● What you need to do: The material beneath this line should be printed exactly, with its pictures omitted.

● The data:
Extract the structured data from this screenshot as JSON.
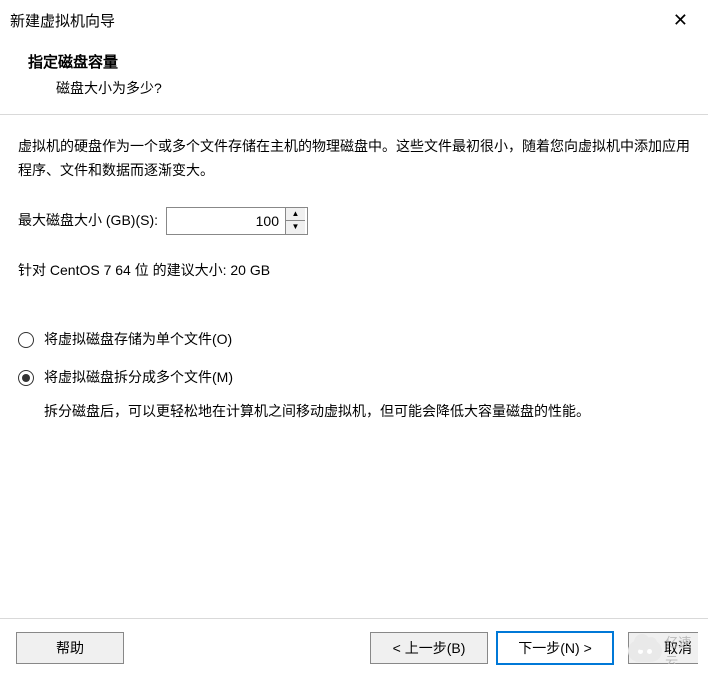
{
  "window": {
    "title": "新建虚拟机向导",
    "close_glyph": "✕"
  },
  "header": {
    "title": "指定磁盘容量",
    "subtitle": "磁盘大小为多少?"
  },
  "body": {
    "description": "虚拟机的硬盘作为一个或多个文件存储在主机的物理磁盘中。这些文件最初很小，随着您向虚拟机中添加应用程序、文件和数据而逐渐变大。",
    "size_label": "最大磁盘大小 (GB)(S):",
    "size_value": "100",
    "recommendation": "针对 CentOS 7 64 位 的建议大小: 20 GB",
    "radio_single": "将虚拟磁盘存储为单个文件(O)",
    "radio_split": "将虚拟磁盘拆分成多个文件(M)",
    "split_hint": "拆分磁盘后，可以更轻松地在计算机之间移动虚拟机，但可能会降低大容量磁盘的性能。"
  },
  "footer": {
    "help": "帮助",
    "back": "< 上一步(B)",
    "next": "下一步(N) >",
    "cancel": "取消"
  },
  "watermark": {
    "text": "亿速云"
  }
}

● Your response:
Extract the structured data from this screenshot as JSON.
{
  "window": {
    "title": "新建虚拟机向导",
    "close_glyph": "✕"
  },
  "header": {
    "title": "指定磁盘容量",
    "subtitle": "磁盘大小为多少?"
  },
  "body": {
    "description": "虚拟机的硬盘作为一个或多个文件存储在主机的物理磁盘中。这些文件最初很小，随着您向虚拟机中添加应用程序、文件和数据而逐渐变大。",
    "size_label": "最大磁盘大小 (GB)(S):",
    "size_value": "100",
    "recommendation": "针对 CentOS 7 64 位 的建议大小: 20 GB",
    "radio_single": "将虚拟磁盘存储为单个文件(O)",
    "radio_split": "将虚拟磁盘拆分成多个文件(M)",
    "split_hint": "拆分磁盘后，可以更轻松地在计算机之间移动虚拟机，但可能会降低大容量磁盘的性能。"
  },
  "footer": {
    "help": "帮助",
    "back": "< 上一步(B)",
    "next": "下一步(N) >",
    "cancel": "取消"
  },
  "watermark": {
    "text": "亿速云"
  }
}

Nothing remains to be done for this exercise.